====== Available data ======

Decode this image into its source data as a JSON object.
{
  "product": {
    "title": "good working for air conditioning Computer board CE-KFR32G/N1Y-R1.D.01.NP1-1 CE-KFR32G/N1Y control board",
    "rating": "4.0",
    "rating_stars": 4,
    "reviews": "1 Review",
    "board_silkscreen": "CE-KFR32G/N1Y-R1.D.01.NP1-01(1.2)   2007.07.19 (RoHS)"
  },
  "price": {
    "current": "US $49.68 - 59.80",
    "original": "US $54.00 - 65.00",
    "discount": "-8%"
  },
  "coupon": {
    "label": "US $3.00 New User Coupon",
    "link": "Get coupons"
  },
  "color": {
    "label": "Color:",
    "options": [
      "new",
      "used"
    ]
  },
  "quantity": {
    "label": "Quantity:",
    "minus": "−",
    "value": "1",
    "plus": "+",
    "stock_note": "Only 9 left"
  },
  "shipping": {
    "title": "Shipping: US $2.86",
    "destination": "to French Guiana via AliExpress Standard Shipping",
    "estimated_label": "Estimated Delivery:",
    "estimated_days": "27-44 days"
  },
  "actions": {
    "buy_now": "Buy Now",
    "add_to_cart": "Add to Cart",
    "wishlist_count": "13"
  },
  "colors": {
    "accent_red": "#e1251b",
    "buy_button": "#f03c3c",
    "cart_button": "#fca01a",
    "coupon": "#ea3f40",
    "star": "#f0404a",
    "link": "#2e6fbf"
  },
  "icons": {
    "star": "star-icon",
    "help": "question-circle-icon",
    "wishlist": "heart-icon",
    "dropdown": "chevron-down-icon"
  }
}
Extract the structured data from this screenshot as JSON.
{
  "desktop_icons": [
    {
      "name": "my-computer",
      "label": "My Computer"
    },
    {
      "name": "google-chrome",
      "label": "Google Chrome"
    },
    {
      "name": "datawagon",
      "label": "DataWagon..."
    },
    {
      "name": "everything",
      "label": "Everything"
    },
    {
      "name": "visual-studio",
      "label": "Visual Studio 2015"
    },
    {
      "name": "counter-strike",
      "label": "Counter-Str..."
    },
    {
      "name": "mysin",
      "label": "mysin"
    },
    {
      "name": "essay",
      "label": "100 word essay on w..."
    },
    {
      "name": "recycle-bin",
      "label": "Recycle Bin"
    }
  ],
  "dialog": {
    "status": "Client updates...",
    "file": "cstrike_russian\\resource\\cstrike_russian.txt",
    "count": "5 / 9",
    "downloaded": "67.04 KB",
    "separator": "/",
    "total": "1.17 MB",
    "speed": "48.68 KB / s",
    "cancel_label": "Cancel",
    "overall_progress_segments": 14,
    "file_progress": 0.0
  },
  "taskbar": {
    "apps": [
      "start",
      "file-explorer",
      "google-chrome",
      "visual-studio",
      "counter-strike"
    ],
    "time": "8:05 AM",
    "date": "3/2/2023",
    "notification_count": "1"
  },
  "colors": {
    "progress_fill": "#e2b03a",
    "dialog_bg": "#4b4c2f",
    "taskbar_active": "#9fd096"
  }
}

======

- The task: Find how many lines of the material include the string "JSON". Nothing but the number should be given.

- Task answer: 2